Exercise description: Could the data below be copied out in full, word for word?
╭─ Information given
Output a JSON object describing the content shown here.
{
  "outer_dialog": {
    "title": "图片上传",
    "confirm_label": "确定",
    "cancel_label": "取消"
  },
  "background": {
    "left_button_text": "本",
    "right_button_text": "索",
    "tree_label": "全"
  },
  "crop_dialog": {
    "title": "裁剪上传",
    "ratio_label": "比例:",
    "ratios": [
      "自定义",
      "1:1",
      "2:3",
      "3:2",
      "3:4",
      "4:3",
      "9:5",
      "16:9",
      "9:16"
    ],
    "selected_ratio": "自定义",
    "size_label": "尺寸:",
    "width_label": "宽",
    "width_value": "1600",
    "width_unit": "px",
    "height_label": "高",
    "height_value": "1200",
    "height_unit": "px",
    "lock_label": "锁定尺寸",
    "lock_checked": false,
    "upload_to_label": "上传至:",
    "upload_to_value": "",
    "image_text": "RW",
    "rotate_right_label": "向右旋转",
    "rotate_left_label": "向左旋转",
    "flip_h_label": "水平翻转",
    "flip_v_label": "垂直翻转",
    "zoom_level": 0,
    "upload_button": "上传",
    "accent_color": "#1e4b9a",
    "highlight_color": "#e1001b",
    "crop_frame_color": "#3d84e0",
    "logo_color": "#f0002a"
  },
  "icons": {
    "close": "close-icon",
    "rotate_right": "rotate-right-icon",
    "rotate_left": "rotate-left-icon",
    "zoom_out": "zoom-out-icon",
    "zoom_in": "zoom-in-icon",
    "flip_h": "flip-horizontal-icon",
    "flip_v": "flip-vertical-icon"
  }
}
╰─
Exercise result:
Output a JSON object describing the content shown here.
{
  "outer_dialog": {
    "title": "图片上传",
    "confirm_label": "确定",
    "cancel_label": "取消"
  },
  "background": {
    "left_button_text": "本",
    "right_button_text": "索",
    "tree_label": "全"
  },
  "crop_dialog": {
    "title": "裁剪上传",
    "ratio_label": "比例:",
    "ratios": [
      "自定义",
      "1:1",
      "2:3",
      "3:2",
      "3:4",
      "4:3",
      "9:5",
      "16:9",
      "9:16"
    ],
    "selected_ratio": "自定义",
    "size_label": "尺寸:",
    "width_label": "宽",
    "width_value": "1600",
    "width_unit": "px",
    "height_label": "高",
    "height_value": "1200",
    "height_unit": "px",
    "lock_label": "锁定尺寸",
    "lock_checked": false,
    "upload_to_label": "上传至:",
    "upload_to_value": "",
    "image_text": "RW",
    "rotate_right_label": "向右旋转",
    "rotate_left_label": "向左旋转",
    "flip_h_label": "水平翻转",
    "flip_v_label": "垂直翻转",
    "zoom_level": 0,
    "upload_button": "上传",
    "accent_color": "#1e4b9a",
    "highlight_color": "#e1001b",
    "crop_frame_color": "#3d84e0",
    "logo_color": "#f0002a"
  },
  "icons": {
    "close": "close-icon",
    "rotate_right": "rotate-right-icon",
    "rotate_left": "rotate-left-icon",
    "zoom_out": "zoom-out-icon",
    "zoom_in": "zoom-in-icon",
    "flip_h": "flip-horizontal-icon",
    "flip_v": "flip-vertical-icon"
  }
}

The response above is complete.